**Dataset content**
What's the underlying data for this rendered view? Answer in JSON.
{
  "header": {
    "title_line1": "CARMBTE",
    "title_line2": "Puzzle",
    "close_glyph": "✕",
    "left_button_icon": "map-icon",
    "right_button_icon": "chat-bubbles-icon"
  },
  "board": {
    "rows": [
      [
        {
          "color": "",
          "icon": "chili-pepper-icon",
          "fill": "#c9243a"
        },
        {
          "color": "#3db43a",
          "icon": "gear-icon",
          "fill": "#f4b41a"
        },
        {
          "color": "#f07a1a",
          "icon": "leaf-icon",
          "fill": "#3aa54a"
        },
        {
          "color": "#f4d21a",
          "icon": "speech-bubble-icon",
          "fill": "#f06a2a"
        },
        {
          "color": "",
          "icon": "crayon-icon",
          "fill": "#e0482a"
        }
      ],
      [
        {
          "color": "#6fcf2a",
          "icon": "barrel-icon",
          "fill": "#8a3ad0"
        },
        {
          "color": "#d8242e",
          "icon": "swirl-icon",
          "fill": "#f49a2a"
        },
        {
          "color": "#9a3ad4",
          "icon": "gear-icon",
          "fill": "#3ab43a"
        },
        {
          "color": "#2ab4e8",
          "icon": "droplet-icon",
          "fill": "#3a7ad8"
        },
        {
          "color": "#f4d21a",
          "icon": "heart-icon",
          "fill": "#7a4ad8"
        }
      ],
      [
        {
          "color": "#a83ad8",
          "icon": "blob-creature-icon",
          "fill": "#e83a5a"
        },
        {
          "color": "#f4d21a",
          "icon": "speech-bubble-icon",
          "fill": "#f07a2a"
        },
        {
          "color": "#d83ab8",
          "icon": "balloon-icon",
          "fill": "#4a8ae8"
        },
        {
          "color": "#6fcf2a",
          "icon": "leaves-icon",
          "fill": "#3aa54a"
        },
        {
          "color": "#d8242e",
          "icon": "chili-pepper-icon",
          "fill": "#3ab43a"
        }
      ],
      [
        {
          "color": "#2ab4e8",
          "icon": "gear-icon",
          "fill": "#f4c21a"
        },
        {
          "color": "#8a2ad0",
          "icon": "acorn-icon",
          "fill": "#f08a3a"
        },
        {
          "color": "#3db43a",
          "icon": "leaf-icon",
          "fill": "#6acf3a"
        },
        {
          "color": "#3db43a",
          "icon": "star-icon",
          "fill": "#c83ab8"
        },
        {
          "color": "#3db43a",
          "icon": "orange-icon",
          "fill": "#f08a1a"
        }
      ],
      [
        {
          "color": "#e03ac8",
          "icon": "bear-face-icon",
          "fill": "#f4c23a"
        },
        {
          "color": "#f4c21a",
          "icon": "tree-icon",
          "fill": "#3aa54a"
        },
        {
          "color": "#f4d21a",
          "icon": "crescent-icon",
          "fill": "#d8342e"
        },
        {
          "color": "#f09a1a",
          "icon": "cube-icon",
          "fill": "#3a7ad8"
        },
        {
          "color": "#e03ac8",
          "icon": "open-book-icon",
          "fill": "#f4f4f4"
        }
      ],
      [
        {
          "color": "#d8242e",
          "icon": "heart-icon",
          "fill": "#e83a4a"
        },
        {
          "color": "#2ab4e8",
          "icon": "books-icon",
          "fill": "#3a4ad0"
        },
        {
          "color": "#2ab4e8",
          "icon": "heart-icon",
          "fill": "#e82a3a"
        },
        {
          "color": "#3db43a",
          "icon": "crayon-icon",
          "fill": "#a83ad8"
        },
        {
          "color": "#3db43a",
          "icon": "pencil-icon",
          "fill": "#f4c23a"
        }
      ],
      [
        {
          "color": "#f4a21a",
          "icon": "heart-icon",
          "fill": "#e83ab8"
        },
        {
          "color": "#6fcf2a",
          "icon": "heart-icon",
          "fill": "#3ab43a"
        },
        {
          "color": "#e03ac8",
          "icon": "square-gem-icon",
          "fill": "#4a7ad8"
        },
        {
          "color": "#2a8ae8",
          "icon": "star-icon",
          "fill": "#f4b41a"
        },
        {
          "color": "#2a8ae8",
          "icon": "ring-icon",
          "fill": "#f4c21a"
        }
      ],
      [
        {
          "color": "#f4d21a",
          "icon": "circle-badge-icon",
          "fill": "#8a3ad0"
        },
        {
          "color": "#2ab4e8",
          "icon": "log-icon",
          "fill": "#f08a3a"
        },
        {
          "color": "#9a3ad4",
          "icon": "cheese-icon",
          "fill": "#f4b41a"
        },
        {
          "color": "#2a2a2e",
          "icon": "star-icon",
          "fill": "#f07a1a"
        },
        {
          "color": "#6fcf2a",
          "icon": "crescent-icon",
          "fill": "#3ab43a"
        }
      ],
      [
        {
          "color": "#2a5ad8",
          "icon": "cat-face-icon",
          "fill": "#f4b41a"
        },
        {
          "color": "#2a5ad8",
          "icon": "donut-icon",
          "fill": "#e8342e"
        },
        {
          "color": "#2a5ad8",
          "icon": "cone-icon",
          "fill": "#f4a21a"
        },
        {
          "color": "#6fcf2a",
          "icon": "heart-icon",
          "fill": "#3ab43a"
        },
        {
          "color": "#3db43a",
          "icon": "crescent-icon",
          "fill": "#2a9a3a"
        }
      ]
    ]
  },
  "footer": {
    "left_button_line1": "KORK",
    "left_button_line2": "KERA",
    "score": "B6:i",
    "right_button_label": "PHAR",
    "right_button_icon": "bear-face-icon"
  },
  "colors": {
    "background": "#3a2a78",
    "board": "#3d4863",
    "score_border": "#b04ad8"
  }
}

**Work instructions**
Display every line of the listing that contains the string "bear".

**Result of the task**
          "icon": "bear-face-icon",
    "right_button_icon": "bear-face-icon"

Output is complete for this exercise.